[[ SUPPLIED RECORDS open ]]

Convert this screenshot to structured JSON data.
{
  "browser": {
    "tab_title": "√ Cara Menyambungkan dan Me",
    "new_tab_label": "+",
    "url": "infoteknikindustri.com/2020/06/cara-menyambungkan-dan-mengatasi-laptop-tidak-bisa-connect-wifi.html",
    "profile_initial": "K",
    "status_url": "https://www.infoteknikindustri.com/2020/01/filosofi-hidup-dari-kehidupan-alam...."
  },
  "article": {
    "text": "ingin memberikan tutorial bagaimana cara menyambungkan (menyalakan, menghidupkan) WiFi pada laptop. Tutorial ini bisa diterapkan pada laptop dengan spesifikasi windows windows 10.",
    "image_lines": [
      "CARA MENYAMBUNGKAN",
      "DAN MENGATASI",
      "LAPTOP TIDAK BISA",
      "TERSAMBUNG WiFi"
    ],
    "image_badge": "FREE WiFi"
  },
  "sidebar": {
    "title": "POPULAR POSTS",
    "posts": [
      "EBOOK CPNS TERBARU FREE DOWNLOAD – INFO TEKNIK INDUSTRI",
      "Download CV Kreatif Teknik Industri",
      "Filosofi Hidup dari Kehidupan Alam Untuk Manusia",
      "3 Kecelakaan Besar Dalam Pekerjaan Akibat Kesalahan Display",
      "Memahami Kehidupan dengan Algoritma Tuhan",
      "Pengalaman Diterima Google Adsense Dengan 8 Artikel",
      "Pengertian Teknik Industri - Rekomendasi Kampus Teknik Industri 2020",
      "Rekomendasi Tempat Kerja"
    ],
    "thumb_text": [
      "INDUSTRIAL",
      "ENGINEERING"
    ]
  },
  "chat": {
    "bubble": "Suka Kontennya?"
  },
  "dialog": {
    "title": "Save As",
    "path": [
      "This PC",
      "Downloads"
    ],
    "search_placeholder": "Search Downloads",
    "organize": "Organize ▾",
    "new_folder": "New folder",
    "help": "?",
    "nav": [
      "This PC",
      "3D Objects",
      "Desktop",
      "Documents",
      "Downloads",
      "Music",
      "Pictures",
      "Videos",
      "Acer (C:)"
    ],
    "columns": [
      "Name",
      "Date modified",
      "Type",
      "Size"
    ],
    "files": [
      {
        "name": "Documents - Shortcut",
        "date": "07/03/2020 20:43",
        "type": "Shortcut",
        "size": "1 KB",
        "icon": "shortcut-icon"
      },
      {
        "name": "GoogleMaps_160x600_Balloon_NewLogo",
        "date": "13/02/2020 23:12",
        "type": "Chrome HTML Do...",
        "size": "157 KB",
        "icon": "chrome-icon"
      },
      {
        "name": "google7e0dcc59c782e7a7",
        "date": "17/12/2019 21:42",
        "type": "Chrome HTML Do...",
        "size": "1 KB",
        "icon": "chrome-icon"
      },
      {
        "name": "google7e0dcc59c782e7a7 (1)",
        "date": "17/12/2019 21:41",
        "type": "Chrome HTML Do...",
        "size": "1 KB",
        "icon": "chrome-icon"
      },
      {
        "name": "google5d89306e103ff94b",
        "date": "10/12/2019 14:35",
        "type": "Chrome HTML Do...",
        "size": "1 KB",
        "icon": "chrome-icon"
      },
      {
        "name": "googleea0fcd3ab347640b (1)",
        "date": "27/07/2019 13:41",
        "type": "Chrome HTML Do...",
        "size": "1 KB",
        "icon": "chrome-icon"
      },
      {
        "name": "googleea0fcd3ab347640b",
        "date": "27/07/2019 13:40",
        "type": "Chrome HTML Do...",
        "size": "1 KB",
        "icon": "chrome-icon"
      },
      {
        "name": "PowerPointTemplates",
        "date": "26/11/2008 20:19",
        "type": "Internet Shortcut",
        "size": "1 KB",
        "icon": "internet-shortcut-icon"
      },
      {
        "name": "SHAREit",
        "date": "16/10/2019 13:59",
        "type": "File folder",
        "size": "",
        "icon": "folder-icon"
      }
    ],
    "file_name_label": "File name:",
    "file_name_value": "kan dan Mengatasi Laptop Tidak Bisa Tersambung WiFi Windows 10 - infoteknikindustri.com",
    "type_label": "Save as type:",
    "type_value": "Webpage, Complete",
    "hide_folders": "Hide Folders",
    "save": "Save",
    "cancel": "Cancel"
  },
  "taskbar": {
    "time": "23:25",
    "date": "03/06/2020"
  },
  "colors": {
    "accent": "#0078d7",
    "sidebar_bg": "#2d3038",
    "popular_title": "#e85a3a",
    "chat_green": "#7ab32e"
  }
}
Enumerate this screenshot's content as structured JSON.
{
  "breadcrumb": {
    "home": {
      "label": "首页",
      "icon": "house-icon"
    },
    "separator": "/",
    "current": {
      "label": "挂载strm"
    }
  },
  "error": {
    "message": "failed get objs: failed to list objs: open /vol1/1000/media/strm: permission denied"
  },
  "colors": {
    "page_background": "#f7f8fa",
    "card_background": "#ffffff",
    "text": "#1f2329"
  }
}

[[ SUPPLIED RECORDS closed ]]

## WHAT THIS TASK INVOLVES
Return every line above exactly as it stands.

## COMPLETED TASK
Convert this screenshot to structured JSON data.
{
  "browser": {
    "tab_title": "√ Cara Menyambungkan dan Me",
    "new_tab_label": "+",
    "url": "infoteknikindustri.com/2020/06/cara-menyambungkan-dan-mengatasi-laptop-tidak-bisa-connect-wifi.html",
    "profile_initial": "K",
    "status_url": "https://www.infoteknikindustri.com/2020/01/filosofi-hidup-dari-kehidupan-alam...."
  },
  "article": {
    "text": "ingin memberikan tutorial bagaimana cara menyambungkan (menyalakan, menghidupkan) WiFi pada laptop. Tutorial ini bisa diterapkan pada laptop dengan spesifikasi windows windows 10.",
    "image_lines": [
      "CARA MENYAMBUNGKAN",
      "DAN MENGATASI",
      "LAPTOP TIDAK BISA",
      "TERSAMBUNG WiFi"
    ],
    "image_badge": "FREE WiFi"
  },
  "sidebar": {
    "title": "POPULAR POSTS",
    "posts": [
      "EBOOK CPNS TERBARU FREE DOWNLOAD – INFO TEKNIK INDUSTRI",
      "Download CV Kreatif Teknik Industri",
      "Filosofi Hidup dari Kehidupan Alam Untuk Manusia",
      "3 Kecelakaan Besar Dalam Pekerjaan Akibat Kesalahan Display",
      "Memahami Kehidupan dengan Algoritma Tuhan",
      "Pengalaman Diterima Google Adsense Dengan 8 Artikel",
      "Pengertian Teknik Industri - Rekomendasi Kampus Teknik Industri 2020",
      "Rekomendasi Tempat Kerja"
    ],
    "thumb_text": [
      "INDUSTRIAL",
      "ENGINEERING"
    ]
  },
  "chat": {
    "bubble": "Suka Kontennya?"
  },
  "dialog": {
    "title": "Save As",
    "path": [
      "This PC",
      "Downloads"
    ],
    "search_placeholder": "Search Downloads",
    "organize": "Organize ▾",
    "new_folder": "New folder",
    "help": "?",
    "nav": [
      "This PC",
      "3D Objects",
      "Desktop",
      "Documents",
      "Downloads",
      "Music",
      "Pictures",
      "Videos",
      "Acer (C:)"
    ],
    "columns": [
      "Name",
      "Date modified",
      "Type",
      "Size"
    ],
    "files": [
      {
        "name": "Documents - Shortcut",
        "date": "07/03/2020 20:43",
        "type": "Shortcut",
        "size": "1 KB",
        "icon": "shortcut-icon"
      },
      {
        "name": "GoogleMaps_160x600_Balloon_NewLogo",
        "date": "13/02/2020 23:12",
        "type": "Chrome HTML Do...",
        "size": "157 KB",
        "icon": "chrome-icon"
      },
      {
        "name": "google7e0dcc59c782e7a7",
        "date": "17/12/2019 21:42",
        "type": "Chrome HTML Do...",
        "size": "1 KB",
        "icon": "chrome-icon"
      },
      {
        "name": "google7e0dcc59c782e7a7 (1)",
        "date": "17/12/2019 21:41",
        "type": "Chrome HTML Do...",
        "size": "1 KB",
        "icon": "chrome-icon"
      },
      {
        "name": "google5d89306e103ff94b",
        "date": "10/12/2019 14:35",
        "type": "Chrome HTML Do...",
        "size": "1 KB",
        "icon": "chrome-icon"
      },
      {
        "name": "googleea0fcd3ab347640b (1)",
        "date": "27/07/2019 13:41",
        "type": "Chrome HTML Do...",
        "size": "1 KB",
        "icon": "chrome-icon"
      },
      {
        "name": "googleea0fcd3ab347640b",
        "date": "27/07/2019 13:40",
        "type": "Chrome HTML Do...",
        "size": "1 KB",
        "icon": "chrome-icon"
      },
      {
        "name": "PowerPointTemplates",
        "date": "26/11/2008 20:19",
        "type": "Internet Shortcut",
        "size": "1 KB",
        "icon": "internet-shortcut-icon"
      },
      {
        "name": "SHAREit",
        "date": "16/10/2019 13:59",
        "type": "File folder",
        "size": "",
        "icon": "folder-icon"
      }
    ],
    "file_name_label": "File name:",
    "file_name_value": "kan dan Mengatasi Laptop Tidak Bisa Tersambung WiFi Windows 10 - infoteknikindustri.com",
    "type_label": "Save as type:",
    "type_value": "Webpage, Complete",
    "hide_folders": "Hide Folders",
    "save": "Save",
    "cancel": "Cancel"
  },
  "taskbar": {
    "time": "23:25",
    "date": "03/06/2020"
  },
  "colors": {
    "accent": "#0078d7",
    "sidebar_bg": "#2d3038",
    "popular_title": "#e85a3a",
    "chat_green": "#7ab32e"
  }
}
Enumerate this screenshot's content as structured JSON.
{
  "breadcrumb": {
    "home": {
      "label": "首页",
      "icon": "house-icon"
    },
    "separator": "/",
    "current": {
      "label": "挂载strm"
    }
  },
  "error": {
    "message": "failed get objs: failed to list objs: open /vol1/1000/media/strm: permission denied"
  },
  "colors": {
    "page_background": "#f7f8fa",
    "card_background": "#ffffff",
    "text": "#1f2329"
  }
}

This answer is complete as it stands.